Wednesday, October 16, 2013

Preserving the Tension in Action-Comedy

Action comedy - in which conflicts play out in an inherently absurd or amusing world - is a genre which must balance its threat to the characters with its general tone. This is not to say a moment of seriousness within an amusing story cannot work, but that finding a balance of tone and keeping this consistent is crucial to a cohesive and credible story. A series like The Irresponsible Captain Tylor or Dominion Tank Police lays out its slapstick nature plainly from the start; even if the setting is a high-stakes one there is little actual risk to anyone because the tone is defined by physical, farcical humour. Neither shies away from reminding the viewer that weapons hurt but at the same time their characters mess around and in the process avoid fights with consequences - or properly taking responsibility for them. A good example is the first battle Tylor fights in the former series; a series of slapstick mishaps result in a bomb exploding on a warship's bridge, causing a weapon malfunction which destroys a number of other ships in formation. It is a military victory - many enemy personnel are assumed to have died as the ships explode - yet it is portrayed as the punchline to a visual joke telegraphed much earlier in the episode.

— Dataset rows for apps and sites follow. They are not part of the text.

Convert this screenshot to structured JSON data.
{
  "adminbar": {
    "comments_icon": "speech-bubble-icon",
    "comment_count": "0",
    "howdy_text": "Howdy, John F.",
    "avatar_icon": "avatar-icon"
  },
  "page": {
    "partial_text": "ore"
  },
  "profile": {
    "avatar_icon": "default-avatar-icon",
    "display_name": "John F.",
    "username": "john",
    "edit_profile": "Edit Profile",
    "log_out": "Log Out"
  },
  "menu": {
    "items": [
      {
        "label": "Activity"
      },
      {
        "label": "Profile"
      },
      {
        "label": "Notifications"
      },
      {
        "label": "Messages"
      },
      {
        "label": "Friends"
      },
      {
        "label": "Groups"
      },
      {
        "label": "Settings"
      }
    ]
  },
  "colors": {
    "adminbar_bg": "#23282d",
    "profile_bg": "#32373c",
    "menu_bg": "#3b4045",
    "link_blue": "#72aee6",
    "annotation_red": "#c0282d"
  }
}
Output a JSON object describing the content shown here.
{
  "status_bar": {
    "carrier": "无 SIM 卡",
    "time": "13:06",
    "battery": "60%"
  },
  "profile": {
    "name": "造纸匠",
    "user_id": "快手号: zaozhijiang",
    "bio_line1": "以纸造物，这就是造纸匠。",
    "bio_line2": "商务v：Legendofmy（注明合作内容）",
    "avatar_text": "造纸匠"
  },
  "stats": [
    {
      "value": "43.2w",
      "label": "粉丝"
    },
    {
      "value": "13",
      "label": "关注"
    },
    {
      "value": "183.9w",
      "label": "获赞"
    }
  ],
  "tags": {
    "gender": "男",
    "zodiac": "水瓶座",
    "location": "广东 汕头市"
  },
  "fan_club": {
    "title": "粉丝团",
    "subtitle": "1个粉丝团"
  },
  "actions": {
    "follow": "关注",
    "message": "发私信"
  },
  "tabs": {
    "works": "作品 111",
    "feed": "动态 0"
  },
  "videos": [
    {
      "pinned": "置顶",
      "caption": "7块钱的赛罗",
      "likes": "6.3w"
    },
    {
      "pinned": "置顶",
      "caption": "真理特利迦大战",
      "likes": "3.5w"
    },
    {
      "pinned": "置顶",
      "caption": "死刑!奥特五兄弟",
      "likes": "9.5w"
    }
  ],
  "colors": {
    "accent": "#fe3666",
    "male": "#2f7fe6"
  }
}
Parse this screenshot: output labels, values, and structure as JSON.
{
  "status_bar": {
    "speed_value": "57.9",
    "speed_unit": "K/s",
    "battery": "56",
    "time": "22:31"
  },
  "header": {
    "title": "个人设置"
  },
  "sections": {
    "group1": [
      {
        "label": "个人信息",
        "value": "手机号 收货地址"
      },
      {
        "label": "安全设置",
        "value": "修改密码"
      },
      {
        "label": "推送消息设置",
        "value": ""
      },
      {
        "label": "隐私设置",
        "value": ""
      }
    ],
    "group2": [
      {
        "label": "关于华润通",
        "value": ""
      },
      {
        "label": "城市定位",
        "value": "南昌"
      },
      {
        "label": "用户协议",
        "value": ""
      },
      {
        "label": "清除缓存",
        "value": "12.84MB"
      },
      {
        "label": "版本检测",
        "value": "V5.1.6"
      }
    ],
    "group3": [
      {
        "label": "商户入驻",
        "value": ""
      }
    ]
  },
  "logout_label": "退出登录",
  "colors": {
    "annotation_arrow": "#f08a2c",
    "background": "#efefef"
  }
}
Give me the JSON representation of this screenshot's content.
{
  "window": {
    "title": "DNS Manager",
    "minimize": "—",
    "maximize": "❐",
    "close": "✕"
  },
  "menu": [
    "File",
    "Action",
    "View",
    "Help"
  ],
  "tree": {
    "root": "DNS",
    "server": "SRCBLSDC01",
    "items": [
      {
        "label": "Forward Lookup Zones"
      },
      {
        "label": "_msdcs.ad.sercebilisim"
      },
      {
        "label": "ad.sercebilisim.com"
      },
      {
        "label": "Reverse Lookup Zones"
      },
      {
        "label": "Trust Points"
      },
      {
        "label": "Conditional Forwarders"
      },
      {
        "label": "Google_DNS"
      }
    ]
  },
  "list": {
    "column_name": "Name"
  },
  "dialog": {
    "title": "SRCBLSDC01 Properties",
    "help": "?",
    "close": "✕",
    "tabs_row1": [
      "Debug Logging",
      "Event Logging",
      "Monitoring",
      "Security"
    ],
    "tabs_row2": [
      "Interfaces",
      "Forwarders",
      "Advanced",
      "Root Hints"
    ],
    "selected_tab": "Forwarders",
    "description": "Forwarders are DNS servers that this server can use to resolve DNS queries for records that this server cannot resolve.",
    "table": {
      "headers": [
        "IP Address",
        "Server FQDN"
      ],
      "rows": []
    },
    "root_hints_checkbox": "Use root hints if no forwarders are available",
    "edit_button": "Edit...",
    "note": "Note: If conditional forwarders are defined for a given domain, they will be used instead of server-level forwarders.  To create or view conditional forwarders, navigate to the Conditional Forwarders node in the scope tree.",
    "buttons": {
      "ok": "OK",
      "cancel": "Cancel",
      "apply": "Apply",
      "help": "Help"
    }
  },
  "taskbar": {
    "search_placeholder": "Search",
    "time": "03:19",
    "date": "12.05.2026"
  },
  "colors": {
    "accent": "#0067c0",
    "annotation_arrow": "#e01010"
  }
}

This example from Captain Tylor presents one approach to action comedy; the stakes are real and people die but it is presented no differently to the consequence-less fun that precedes it. It suits that series, which parodies plainly the grand strategies and deceptions that are so memorable in the battles of Space Battleship Yamato or Legend of the Galactic Heroes - Tylor is just, through convoluted coincidences, doing exactly the same as a character like Okita in Yamato sets out to do intentionally. That tension is in fact the core joke behind Tylor. It is interesting to compare this approach with that of Majestic Prince, a series that I have written on previously. Majestic Prince had moments of silliness and ineptitude yet - a few key moments when levity suited excepted - its action was tense and shown to be consequential. Indeed, the move away from pervasive silliness as the series progressed let the characters develop beyond one-note archetypes while making the jokes that did remain stand out more. Characters died in Majestic Prince's battles, ship crews and pilots on both sides. The humour came from the pilots trying to get by and live normal lives between missions. Tylor uses enemy crews dying to friendly fire as a punchline.